▸ What the task requires:
Search the entries below for "this", and copy each line where it appears.

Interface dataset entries
== Segment start ==

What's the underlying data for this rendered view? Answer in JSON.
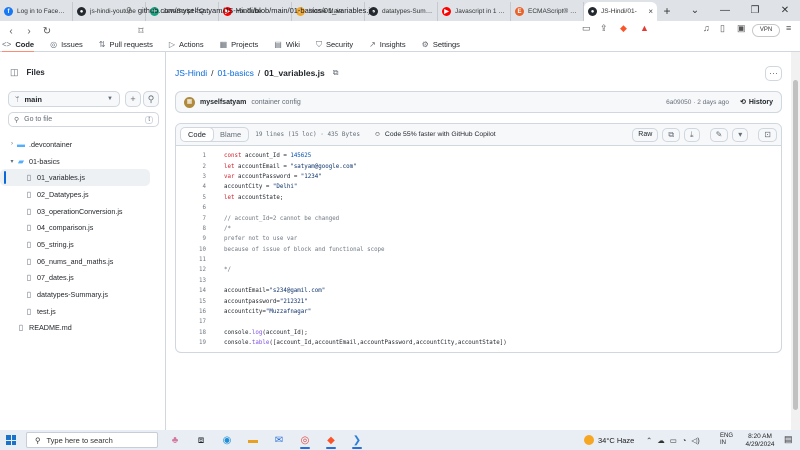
{
  "browser": {
    "tabs": [
      {
        "label": "Log in to Facebook",
        "icon": "facebook-icon",
        "color": "#1877f2",
        "glyph": "f"
      },
      {
        "label": "js-hindi-youtube",
        "icon": "github-icon",
        "color": "#24292f",
        "glyph": "●"
      },
      {
        "label": "JavaScript - Quick",
        "icon": "chatgpt-icon",
        "color": "#10a37f",
        "glyph": "✦"
      },
      {
        "label": "YouTube",
        "icon": "youtube-icon",
        "color": "#ff0000",
        "glyph": "▶"
      },
      {
        "label": "Home Main",
        "icon": "home-icon",
        "color": "#f0a830",
        "glyph": "⌂"
      },
      {
        "label": "datatypes-Summa",
        "icon": "github-icon",
        "color": "#24292f",
        "glyph": "●"
      },
      {
        "label": "Javascript in 1 sho",
        "icon": "youtube-icon",
        "color": "#ff0000",
        "glyph": "▶"
      },
      {
        "label": "ECMAScript® 202",
        "icon": "ecma-icon",
        "color": "#e8632b",
        "glyph": "E"
      },
      {
        "label": "JS-Hindi/01-",
        "icon": "github-icon",
        "color": "#24292f",
        "glyph": "●",
        "active": true
      }
    ],
    "new_tab": "+",
    "url": "github.com/myselfsatyam/JS-Hindi/blob/main/01-basics/01_variables.js",
    "vpn_label": "VPN"
  },
  "repo_nav": [
    {
      "label": "Code",
      "icon": "code-icon",
      "glyph": "<>",
      "active": true
    },
    {
      "label": "Issues",
      "icon": "issues-icon",
      "glyph": "◎"
    },
    {
      "label": "Pull requests",
      "icon": "pull-request-icon",
      "glyph": "⇅"
    },
    {
      "label": "Actions",
      "icon": "actions-icon",
      "glyph": "▷"
    },
    {
      "label": "Projects",
      "icon": "projects-icon",
      "glyph": "▦"
    },
    {
      "label": "Wiki",
      "icon": "wiki-icon",
      "glyph": "▤"
    },
    {
      "label": "Security",
      "icon": "shield-icon",
      "glyph": "⛉"
    },
    {
      "label": "Insights",
      "icon": "insights-icon",
      "glyph": "↗"
    },
    {
      "label": "Settings",
      "icon": "gear-icon",
      "glyph": "⚙"
    }
  ],
  "sidebar": {
    "title": "Files",
    "branch": "main",
    "goto_placeholder": "Go to file",
    "goto_key": "t",
    "tree": [
      {
        "label": ".devcontainer",
        "type": "folder",
        "open": false,
        "depth": 0
      },
      {
        "label": "01-basics",
        "type": "folder",
        "open": true,
        "depth": 0
      },
      {
        "label": "01_variables.js",
        "type": "file",
        "depth": 1,
        "selected": true
      },
      {
        "label": "02_Datatypes.js",
        "type": "file",
        "depth": 1
      },
      {
        "label": "03_operationConversion.js",
        "type": "file",
        "depth": 1
      },
      {
        "label": "04_comparison.js",
        "type": "file",
        "depth": 1
      },
      {
        "label": "05_string.js",
        "type": "file",
        "depth": 1
      },
      {
        "label": "06_nums_and_maths.js",
        "type": "file",
        "depth": 1
      },
      {
        "label": "07_dates.js",
        "type": "file",
        "depth": 1
      },
      {
        "label": "datatypes-Summary.js",
        "type": "file",
        "depth": 1
      },
      {
        "label": "test.js",
        "type": "file",
        "depth": 1
      },
      {
        "label": "README.md",
        "type": "file",
        "depth": 0
      }
    ]
  },
  "breadcrumb": {
    "repo": "JS-Hindi",
    "sep": "/",
    "folder": "01-basics",
    "file": "01_variables.js"
  },
  "commit": {
    "user": "myselfsatyam",
    "message": "container config",
    "hash_time": "6a09050 · 2 days ago",
    "history_label": "History"
  },
  "file": {
    "tab_code": "Code",
    "tab_blame": "Blame",
    "info": "19 lines (15 loc) · 435 Bytes",
    "copilot": "Code 55% faster with GitHub Copilot",
    "raw_label": "Raw",
    "lines": [
      {
        "n": "1",
        "html": "<span class='kw'>const</span> account_Id = <span class='num'>145625</span>"
      },
      {
        "n": "2",
        "html": "<span class='kw'>let</span> accountEmail = <span class='str'>\"satyam@google.com\"</span>"
      },
      {
        "n": "3",
        "html": "<span class='kw'>var</span> accountPassword = <span class='str'>\"1234\"</span>"
      },
      {
        "n": "4",
        "html": "accountCity = <span class='str'>\"Delhi\"</span>"
      },
      {
        "n": "5",
        "html": "<span class='kw'>let</span> accountState;"
      },
      {
        "n": "6",
        "html": ""
      },
      {
        "n": "7",
        "html": "<span class='cm'>// account_Id=2 cannot be changed</span>"
      },
      {
        "n": "8",
        "html": "<span class='cm'>/*</span>"
      },
      {
        "n": "9",
        "html": "<span class='cm'>prefer not to use var</span>"
      },
      {
        "n": "10",
        "html": "<span class='cm'>because of issue of block and functional scope</span>"
      },
      {
        "n": "11",
        "html": ""
      },
      {
        "n": "12",
        "html": "<span class='cm'>*/</span>"
      },
      {
        "n": "13",
        "html": ""
      },
      {
        "n": "14",
        "html": "accountEmail=<span class='str'>\"s234@gamil.com\"</span>"
      },
      {
        "n": "15",
        "html": "accountpassword=<span class='str'>\"212321\"</span>"
      },
      {
        "n": "16",
        "html": "accountcity=<span class='str'>\"Muzzafnagar\"</span>"
      },
      {
        "n": "17",
        "html": ""
      },
      {
        "n": "18",
        "html": "console.<span class='fn'>log</span>(account_Id);"
      },
      {
        "n": "19",
        "html": "console.<span class='fn'>table</span>([account_Id,accountEmail,accountPassword,accountCity,accountState])"
      }
    ]
  },
  "taskbar": {
    "search_placeholder": "Type here to search",
    "weather": "34°C  Haze",
    "lang_1": "ENG",
    "lang_2": "IN",
    "time": "8:20 AM",
    "date": "4/29/2024"
  },
  "colors": {
    "link": "#0969da",
    "accent_tab": "#fd8c73",
    "selected_marker": "#0969da"
  }
}
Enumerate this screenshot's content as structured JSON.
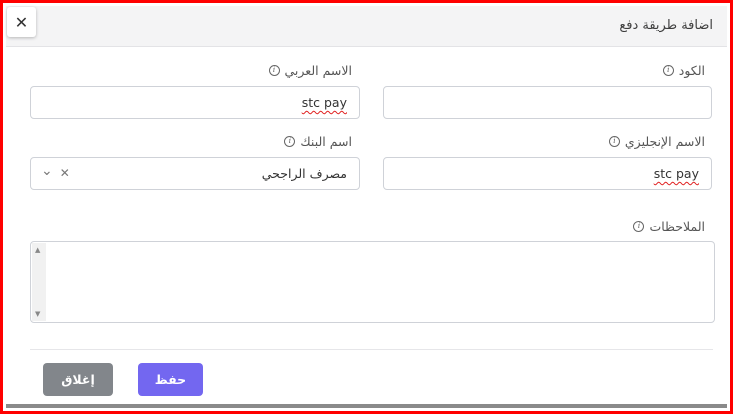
{
  "modal": {
    "title": "اضافة طريقة دفع",
    "close_icon": "close-icon"
  },
  "fields": {
    "code_label": "الكود",
    "code_value": "",
    "arabic_name_label": "الاسم العربي",
    "arabic_name_value": "stc pay",
    "english_name_label": "الاسم الإنجليزي",
    "english_name_value": "stc pay",
    "bank_name_label": "اسم البنك",
    "bank_name_value": "مصرف الراجحي",
    "notes_label": "الملاحظات",
    "notes_value": ""
  },
  "icons": {
    "info": "i",
    "clear": "✕",
    "chevron": "⌄"
  },
  "buttons": {
    "save_label": "حفظ",
    "close_label": "إغلاق"
  },
  "colors": {
    "accent": "#7367f0",
    "secondary": "#82868b",
    "border": "#ff0000"
  }
}
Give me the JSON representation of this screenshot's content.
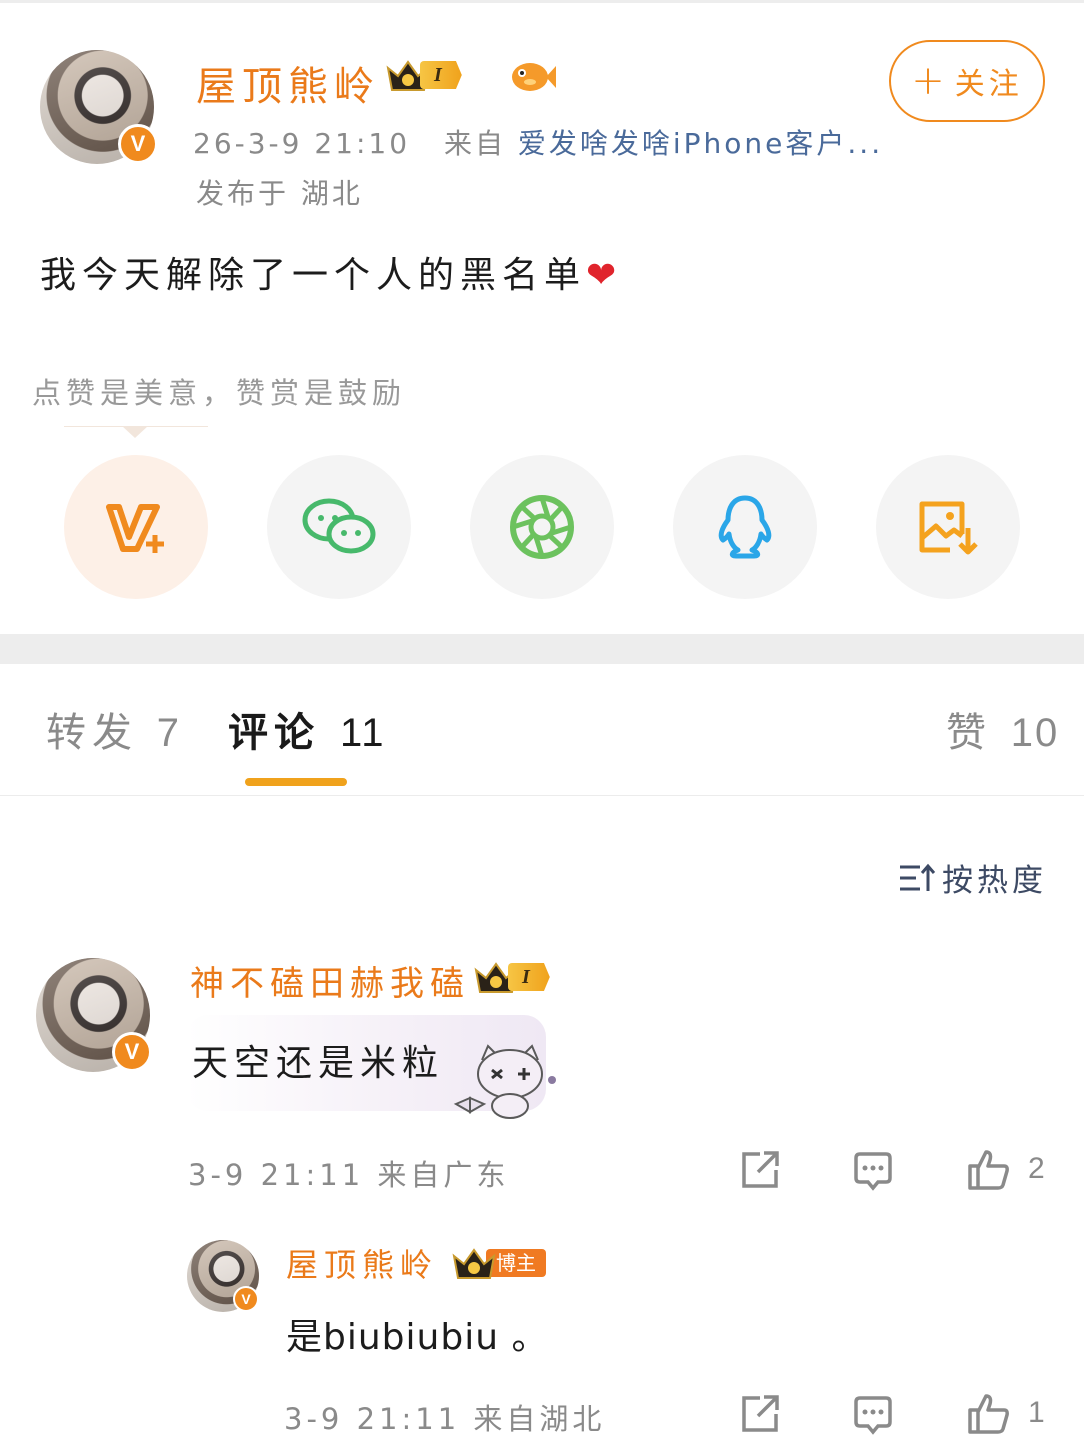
{
  "post": {
    "author_name": "屋顶熊岭",
    "member_level": "I",
    "timestamp": "26-3-9 21:10",
    "source_prefix": "来自",
    "source": "爱发啥发啥iPhone客户...",
    "location": "发布于 湖北",
    "follow_label": "关注",
    "content": "我今天解除了一个人的黑名单",
    "heart": "❤"
  },
  "reward_hint": "点赞是美意，赞赏是鼓励",
  "share_icons": [
    "vplus-icon",
    "wechat-icon",
    "moments-icon",
    "qq-icon",
    "save-image-icon"
  ],
  "tabs": {
    "repost_label": "转发",
    "repost_count": "7",
    "comment_label": "评论",
    "comment_count": "11",
    "like_label": "赞",
    "like_count": "10"
  },
  "sort_label": "按热度",
  "comments": [
    {
      "name": "神不磕田赫我磕",
      "member_level": "I",
      "text": "天空还是米粒",
      "meta": "3-9 21:11 来自广东",
      "likes": "2"
    },
    {
      "name": "屋顶熊岭",
      "badge": "博主",
      "text": "是biubiubiu 。",
      "meta": "3-9 21:11 来自湖北",
      "likes": "1"
    }
  ],
  "colors": {
    "accent": "#f08a1e",
    "name": "#ea7a1a",
    "link": "#4a6a9a"
  }
}
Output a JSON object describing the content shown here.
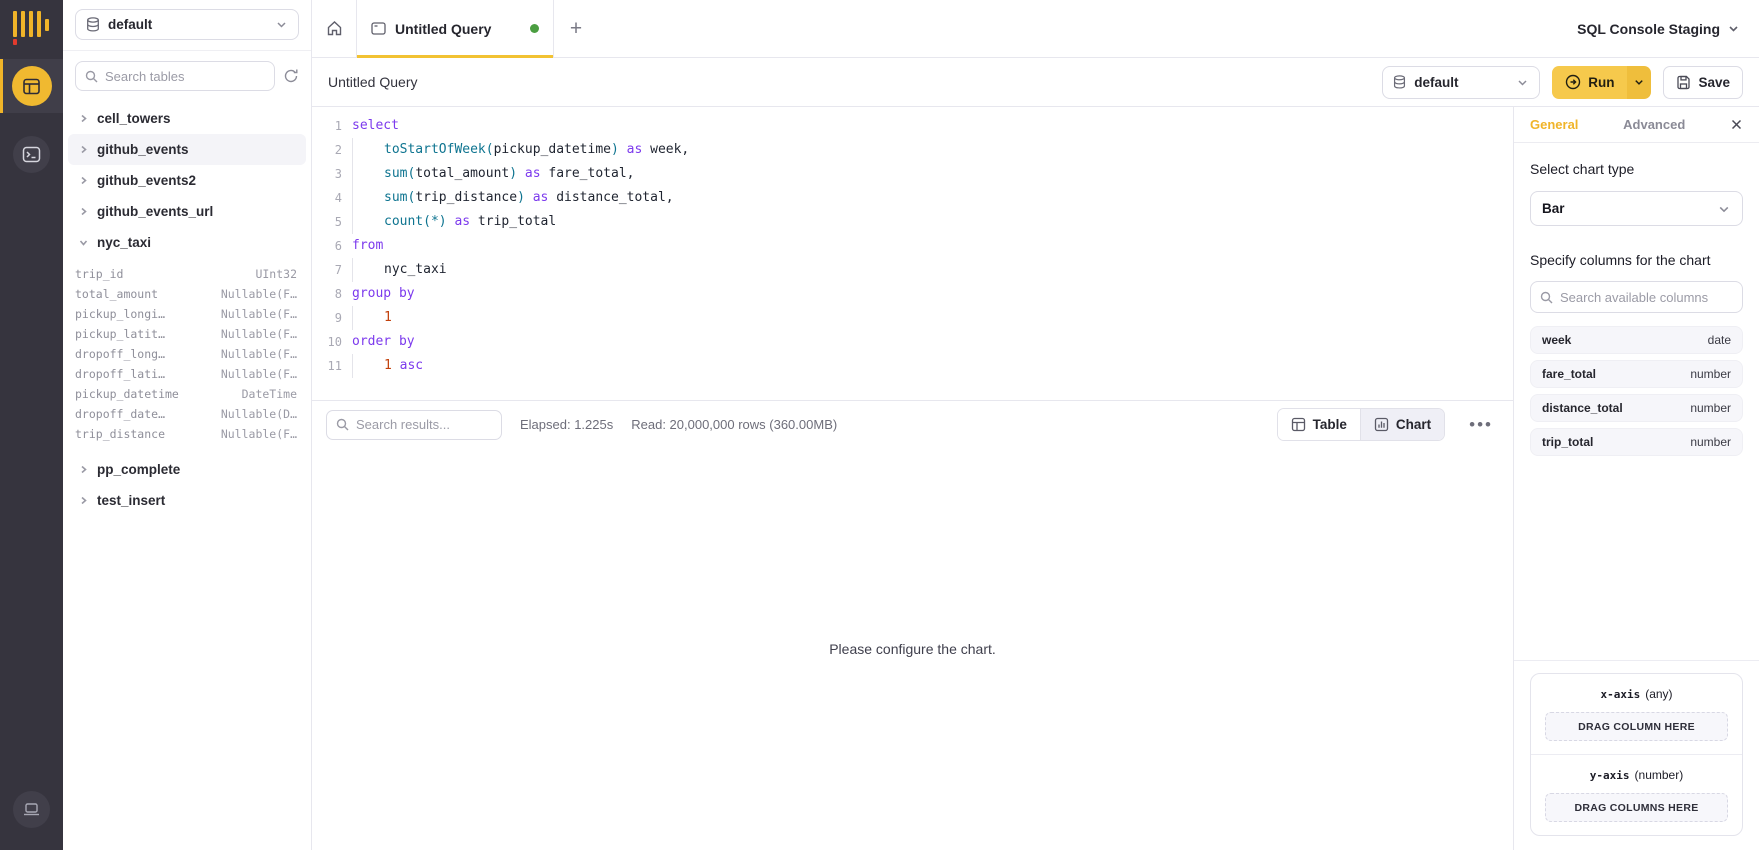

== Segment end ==

▸ Solved problem:
What's the underlying data for this rendered view? Answer in JSON.
Enumerate this screenshot's content as structured JSON.
Give me the JSON representation of this screenshot's content.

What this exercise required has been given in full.